10 September 2009

163 grams


The CLIQ phone was Motorola’s first Android-based handset and was available exclusively through T-Mobile in US market. Elsewhere it was marketed as the DEXT. When it was launched, Motorola announced that it had secured deals to sell the phone with Orange (UK and France), Telefonica (Spain), and America Moviles (various Latin American markets). It was a qwerty side-slider with a 3.1-inch touch screen, HSDPA, Wi-Fi, a five-megapixel camera, AGPS and an accelerometer. It supported a suite of Google services (Gmail, Maps, Marketplace, Search, Talk and YouTube) and had a WebKit-based browser. A notable feature of the phone was a Motorola logo that was in the middle of the metal area behind the display which became visible and lit up when the keyboard was opened. The lighting effect on the qwerty keyboard was also innovative as it had two independent backlights, one that illuminated the main keys and a further light that activated when the ALT key was pressed. This meant that there was progressive lighting available on the keyboard, so in low-light the keyboard was not overwhelmingly bright. The phone coincided with the launch of Motoblur, a new user interface and service platform which ran on top of the Android operating system on the CLIQ/DEXT. Motoblur integrated social networking, messaging and web services. It also allowed users to synchronise contacts, updates, and messaging applications from multiple sources into single views. Motorola’s Motoblur was as similar approach to the efforts of rival HTC with its Sense UI but also had a network element with users’ information been aggregated in the cloud and then shared with the phone. The Motorola CLIQ/DEXT was initially well received but it suffered from performance issues which were not helped by having to drive the Motoblur user interface on top of Android. Its relatively small 3.1-inch display also made it challenging to keep track of all the different information presented in the widgets aggregating content on the screen.
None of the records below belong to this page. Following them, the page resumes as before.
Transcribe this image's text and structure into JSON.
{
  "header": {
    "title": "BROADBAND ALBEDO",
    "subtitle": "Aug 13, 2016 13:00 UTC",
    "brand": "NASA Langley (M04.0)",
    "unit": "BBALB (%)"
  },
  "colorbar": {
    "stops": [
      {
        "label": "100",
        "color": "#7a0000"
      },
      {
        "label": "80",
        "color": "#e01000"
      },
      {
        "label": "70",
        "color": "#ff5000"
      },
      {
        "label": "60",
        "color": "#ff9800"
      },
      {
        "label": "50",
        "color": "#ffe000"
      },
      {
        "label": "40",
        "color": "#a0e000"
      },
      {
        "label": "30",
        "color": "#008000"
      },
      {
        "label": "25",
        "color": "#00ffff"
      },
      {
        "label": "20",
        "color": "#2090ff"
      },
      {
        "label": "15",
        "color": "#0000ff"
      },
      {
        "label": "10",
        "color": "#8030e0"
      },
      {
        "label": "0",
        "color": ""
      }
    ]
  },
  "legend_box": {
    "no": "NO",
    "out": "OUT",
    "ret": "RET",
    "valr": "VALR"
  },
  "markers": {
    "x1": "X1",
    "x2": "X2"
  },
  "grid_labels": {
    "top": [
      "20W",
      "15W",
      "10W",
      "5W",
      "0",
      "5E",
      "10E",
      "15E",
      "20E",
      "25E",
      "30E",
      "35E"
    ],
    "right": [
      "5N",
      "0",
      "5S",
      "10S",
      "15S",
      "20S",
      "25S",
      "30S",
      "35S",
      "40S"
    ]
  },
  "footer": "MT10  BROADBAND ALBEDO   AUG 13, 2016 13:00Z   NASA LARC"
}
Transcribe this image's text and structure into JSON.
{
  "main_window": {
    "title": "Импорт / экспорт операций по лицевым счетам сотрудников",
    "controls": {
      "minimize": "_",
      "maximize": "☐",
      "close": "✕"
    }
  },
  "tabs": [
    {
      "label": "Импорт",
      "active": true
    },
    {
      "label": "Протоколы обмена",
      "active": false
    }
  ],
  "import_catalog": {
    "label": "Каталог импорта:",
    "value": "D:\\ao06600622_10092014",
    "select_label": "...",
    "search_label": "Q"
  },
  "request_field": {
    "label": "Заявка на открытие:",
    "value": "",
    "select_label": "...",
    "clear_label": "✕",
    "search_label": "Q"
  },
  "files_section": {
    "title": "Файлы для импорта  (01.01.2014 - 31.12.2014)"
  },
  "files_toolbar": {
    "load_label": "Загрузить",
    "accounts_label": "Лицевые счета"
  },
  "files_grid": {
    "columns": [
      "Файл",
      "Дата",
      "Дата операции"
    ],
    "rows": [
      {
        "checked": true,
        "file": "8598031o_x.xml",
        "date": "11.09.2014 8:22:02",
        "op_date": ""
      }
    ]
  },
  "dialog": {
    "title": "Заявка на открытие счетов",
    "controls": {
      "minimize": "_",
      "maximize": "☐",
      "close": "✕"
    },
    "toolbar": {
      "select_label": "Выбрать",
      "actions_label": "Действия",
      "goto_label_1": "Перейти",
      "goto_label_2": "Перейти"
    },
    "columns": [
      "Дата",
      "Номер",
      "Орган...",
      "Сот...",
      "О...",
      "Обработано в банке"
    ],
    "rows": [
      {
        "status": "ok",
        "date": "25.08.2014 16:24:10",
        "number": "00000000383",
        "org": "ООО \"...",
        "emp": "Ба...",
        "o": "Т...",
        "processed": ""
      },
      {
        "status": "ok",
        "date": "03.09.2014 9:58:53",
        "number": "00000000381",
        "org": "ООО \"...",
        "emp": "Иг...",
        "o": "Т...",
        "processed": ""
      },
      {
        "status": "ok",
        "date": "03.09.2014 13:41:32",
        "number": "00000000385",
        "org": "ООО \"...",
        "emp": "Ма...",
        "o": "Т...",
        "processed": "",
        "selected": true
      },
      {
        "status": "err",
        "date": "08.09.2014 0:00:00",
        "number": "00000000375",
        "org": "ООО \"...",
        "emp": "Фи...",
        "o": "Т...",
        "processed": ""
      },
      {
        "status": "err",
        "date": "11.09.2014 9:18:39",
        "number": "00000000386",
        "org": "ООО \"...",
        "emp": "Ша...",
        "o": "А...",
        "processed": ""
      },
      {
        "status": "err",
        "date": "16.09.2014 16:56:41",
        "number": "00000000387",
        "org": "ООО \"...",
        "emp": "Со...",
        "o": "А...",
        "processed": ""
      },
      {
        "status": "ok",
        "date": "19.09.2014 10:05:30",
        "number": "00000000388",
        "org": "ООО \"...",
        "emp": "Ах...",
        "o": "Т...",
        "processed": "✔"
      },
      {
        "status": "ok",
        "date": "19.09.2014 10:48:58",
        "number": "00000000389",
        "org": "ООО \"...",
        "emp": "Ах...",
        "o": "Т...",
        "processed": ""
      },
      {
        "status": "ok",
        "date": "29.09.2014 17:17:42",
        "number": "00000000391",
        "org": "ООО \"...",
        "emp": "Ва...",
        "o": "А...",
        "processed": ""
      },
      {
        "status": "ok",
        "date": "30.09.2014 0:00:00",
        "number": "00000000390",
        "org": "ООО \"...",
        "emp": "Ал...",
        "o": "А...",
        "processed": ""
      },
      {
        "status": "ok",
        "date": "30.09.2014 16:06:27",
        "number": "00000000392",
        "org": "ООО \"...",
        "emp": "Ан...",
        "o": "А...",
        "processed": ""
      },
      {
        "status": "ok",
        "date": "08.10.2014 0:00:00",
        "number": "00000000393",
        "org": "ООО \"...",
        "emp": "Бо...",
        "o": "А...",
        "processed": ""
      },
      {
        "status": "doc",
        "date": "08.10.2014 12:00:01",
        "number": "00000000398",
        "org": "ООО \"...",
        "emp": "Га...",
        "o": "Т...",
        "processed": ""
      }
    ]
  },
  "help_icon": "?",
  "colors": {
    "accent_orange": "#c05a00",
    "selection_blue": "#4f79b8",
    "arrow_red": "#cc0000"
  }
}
It seems likely that Motorola recognised these shortcomings but felt the CLIQ/DEXT was critical to re-establishing its struggling mobile phone business as well as being an important device to get a foothold in the Android devices space.